What you have to do
Your task is to find every line in the records that holds the string "screenshot" and copy it.

*** Opening Data for analysis ***

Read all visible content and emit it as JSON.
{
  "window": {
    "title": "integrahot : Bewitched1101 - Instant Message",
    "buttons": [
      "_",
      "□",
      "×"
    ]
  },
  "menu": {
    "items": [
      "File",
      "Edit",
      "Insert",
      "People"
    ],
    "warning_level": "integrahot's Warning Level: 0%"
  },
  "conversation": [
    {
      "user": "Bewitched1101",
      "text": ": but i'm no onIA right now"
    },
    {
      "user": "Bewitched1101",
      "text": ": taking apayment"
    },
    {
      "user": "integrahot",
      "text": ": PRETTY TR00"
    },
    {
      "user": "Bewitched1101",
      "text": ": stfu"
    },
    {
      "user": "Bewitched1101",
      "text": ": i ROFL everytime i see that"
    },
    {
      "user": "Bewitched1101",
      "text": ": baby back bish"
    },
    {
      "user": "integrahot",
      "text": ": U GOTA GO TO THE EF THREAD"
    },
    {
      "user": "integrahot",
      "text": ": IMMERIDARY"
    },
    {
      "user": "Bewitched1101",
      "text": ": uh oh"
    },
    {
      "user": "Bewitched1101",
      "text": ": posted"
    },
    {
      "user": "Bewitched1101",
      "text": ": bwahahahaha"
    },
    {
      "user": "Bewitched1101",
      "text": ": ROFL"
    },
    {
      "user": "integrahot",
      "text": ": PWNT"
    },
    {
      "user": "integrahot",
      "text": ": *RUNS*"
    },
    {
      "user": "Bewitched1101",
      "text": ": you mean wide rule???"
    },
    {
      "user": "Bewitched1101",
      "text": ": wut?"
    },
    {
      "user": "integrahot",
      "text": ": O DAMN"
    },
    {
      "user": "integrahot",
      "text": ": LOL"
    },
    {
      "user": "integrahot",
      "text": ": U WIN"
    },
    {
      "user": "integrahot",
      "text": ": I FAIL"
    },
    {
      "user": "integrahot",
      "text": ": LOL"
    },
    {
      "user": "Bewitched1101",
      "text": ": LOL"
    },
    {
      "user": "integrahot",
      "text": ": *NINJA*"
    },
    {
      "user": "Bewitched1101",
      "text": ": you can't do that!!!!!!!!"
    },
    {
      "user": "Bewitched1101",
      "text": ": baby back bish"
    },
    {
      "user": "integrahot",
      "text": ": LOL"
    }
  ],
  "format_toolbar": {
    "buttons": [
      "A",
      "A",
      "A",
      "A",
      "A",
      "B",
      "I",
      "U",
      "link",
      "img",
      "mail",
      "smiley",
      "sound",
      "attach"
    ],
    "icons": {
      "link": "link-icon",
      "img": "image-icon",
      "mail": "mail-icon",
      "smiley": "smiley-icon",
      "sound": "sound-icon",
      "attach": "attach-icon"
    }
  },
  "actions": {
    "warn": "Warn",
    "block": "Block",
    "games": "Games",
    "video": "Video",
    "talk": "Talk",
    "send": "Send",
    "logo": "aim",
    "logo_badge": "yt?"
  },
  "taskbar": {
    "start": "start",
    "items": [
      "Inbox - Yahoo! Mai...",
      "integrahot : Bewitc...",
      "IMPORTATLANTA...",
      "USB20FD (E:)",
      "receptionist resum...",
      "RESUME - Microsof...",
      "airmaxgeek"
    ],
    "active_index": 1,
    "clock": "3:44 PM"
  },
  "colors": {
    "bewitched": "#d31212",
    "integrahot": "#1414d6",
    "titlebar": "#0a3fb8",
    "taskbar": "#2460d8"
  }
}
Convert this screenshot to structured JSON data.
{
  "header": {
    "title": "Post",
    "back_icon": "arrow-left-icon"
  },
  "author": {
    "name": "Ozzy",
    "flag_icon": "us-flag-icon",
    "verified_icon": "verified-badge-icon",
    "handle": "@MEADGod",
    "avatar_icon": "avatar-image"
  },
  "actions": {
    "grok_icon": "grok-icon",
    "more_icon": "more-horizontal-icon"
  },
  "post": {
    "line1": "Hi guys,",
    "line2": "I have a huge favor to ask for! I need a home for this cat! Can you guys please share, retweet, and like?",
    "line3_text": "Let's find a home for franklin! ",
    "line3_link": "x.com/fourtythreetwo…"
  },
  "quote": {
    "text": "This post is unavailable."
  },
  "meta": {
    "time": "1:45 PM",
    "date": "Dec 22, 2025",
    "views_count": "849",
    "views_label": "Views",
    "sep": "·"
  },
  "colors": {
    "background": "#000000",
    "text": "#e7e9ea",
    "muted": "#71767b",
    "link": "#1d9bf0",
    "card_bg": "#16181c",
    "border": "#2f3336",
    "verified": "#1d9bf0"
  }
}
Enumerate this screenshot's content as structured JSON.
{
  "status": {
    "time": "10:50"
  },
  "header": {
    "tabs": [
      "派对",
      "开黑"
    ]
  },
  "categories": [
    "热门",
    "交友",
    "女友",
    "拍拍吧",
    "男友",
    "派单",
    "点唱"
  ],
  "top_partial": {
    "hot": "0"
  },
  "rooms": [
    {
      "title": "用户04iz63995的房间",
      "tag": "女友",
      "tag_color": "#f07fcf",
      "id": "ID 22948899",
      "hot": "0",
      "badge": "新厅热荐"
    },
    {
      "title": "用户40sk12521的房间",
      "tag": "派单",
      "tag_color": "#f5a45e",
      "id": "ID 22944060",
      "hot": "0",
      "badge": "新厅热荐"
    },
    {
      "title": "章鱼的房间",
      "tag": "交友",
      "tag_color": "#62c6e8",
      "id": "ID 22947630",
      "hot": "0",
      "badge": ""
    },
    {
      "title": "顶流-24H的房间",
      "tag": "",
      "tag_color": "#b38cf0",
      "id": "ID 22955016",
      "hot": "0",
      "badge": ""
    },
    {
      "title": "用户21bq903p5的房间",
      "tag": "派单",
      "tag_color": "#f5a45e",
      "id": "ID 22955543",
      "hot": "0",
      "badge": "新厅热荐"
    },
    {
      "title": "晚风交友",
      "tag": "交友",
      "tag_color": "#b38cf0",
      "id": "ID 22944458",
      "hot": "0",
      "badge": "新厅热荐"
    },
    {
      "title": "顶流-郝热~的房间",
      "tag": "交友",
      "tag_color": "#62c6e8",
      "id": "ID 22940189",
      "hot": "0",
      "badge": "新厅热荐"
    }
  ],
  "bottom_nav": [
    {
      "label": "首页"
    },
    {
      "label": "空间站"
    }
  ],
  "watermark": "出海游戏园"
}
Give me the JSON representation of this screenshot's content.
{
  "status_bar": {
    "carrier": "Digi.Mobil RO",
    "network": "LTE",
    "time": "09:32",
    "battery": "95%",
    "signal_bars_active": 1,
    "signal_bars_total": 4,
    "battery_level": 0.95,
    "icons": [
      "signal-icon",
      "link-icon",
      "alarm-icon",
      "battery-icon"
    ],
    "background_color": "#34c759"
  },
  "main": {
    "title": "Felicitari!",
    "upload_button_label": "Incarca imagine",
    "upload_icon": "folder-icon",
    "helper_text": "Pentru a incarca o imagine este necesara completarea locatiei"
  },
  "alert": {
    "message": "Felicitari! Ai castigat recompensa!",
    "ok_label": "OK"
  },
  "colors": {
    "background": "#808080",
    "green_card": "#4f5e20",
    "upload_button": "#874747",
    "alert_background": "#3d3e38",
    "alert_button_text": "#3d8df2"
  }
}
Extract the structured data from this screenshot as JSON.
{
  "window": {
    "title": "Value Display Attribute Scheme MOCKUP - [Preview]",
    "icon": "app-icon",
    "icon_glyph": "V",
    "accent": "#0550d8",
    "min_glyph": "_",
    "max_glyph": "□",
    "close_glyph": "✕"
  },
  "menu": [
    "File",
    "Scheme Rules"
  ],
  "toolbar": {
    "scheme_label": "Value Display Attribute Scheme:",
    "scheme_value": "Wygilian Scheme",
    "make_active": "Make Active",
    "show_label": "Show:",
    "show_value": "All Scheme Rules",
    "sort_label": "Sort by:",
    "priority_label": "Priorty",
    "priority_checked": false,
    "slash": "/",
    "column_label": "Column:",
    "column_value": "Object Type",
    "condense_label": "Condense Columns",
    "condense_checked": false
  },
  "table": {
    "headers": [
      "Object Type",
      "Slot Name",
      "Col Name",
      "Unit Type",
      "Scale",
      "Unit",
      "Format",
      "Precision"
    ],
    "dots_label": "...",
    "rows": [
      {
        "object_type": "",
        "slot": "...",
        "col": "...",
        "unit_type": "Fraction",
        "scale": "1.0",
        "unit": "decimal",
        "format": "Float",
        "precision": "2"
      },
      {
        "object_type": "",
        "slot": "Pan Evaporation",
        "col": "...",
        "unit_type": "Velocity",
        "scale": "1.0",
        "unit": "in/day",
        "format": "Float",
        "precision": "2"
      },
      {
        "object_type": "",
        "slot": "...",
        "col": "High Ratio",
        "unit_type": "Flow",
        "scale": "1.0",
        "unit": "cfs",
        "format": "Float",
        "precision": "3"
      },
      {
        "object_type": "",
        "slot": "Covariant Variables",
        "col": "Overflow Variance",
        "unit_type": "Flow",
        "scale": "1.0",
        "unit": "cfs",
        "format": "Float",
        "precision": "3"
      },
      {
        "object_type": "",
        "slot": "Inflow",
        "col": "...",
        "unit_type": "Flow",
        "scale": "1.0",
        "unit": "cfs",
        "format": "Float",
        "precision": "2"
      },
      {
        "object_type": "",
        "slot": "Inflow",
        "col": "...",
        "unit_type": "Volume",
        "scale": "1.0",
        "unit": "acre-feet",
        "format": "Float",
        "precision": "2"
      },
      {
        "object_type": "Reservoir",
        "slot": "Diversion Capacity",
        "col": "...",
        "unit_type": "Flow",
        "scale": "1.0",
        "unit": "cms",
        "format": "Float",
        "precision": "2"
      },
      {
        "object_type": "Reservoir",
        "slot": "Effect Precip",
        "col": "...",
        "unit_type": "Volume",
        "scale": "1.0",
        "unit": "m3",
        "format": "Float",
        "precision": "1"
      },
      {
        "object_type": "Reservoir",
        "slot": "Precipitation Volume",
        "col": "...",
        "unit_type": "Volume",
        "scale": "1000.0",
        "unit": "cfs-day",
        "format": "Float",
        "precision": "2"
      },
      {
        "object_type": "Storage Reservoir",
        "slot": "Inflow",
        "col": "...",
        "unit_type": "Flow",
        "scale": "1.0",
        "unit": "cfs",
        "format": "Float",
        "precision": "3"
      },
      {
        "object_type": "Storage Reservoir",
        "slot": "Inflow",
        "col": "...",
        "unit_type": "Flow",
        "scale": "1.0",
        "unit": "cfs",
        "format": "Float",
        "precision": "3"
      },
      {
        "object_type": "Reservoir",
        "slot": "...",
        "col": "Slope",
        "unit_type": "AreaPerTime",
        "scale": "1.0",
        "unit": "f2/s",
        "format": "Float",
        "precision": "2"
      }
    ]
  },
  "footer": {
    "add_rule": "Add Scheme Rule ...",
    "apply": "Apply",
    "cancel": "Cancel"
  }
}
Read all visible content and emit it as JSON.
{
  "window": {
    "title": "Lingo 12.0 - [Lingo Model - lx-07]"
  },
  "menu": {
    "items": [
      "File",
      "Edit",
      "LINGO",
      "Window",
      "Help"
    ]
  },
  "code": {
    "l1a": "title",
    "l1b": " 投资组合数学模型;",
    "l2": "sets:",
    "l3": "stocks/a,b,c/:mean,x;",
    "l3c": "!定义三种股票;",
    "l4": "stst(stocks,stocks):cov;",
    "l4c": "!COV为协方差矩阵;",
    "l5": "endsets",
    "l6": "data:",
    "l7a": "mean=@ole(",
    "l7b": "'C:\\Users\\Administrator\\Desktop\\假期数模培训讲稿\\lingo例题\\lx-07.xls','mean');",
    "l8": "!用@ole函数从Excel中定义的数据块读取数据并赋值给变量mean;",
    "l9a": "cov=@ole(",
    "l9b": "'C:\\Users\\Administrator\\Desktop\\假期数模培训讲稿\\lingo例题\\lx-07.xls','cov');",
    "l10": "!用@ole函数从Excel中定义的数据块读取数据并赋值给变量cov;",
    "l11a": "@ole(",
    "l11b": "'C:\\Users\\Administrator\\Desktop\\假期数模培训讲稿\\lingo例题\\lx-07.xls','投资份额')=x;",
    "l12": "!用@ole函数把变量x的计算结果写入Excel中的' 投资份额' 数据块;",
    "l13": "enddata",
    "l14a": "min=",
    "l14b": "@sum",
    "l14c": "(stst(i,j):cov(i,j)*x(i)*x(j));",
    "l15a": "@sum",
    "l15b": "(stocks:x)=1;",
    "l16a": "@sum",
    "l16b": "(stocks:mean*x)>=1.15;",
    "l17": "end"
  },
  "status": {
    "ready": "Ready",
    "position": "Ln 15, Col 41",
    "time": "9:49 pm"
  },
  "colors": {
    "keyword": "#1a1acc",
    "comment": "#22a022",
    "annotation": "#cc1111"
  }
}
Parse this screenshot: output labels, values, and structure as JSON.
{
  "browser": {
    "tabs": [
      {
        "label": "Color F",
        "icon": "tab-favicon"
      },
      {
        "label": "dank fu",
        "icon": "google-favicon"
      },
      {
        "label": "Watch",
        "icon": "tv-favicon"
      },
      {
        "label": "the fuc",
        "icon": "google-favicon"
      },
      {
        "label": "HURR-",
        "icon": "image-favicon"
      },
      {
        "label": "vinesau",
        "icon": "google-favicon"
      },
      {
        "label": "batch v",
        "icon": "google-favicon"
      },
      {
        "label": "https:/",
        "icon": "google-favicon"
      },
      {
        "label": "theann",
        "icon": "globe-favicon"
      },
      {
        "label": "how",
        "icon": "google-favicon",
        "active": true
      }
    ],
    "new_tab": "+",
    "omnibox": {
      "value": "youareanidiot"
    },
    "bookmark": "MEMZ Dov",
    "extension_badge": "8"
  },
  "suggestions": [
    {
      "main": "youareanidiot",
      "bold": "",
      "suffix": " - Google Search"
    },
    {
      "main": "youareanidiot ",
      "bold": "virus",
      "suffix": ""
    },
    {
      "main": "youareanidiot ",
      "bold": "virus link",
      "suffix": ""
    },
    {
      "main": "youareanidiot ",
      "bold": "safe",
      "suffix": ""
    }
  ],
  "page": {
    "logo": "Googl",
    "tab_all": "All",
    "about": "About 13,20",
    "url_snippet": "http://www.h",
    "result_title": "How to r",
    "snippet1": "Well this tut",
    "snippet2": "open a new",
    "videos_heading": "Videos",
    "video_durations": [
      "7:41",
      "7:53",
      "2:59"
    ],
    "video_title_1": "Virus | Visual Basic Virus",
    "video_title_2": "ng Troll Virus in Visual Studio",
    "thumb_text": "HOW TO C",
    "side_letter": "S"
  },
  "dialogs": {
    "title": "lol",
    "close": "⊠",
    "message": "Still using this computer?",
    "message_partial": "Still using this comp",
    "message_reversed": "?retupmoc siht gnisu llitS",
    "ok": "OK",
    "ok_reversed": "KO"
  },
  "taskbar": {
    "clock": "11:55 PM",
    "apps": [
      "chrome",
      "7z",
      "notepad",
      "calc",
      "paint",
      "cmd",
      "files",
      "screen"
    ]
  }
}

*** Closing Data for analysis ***

Task solution
Convert this screenshot to structured JSON data.
Enumerate this screenshot's content as structured JSON.
Give me the JSON representation of this screenshot's content.
Extract the structured data from this screenshot as JSON.
Parse this screenshot: output labels, values, and structure as JSON.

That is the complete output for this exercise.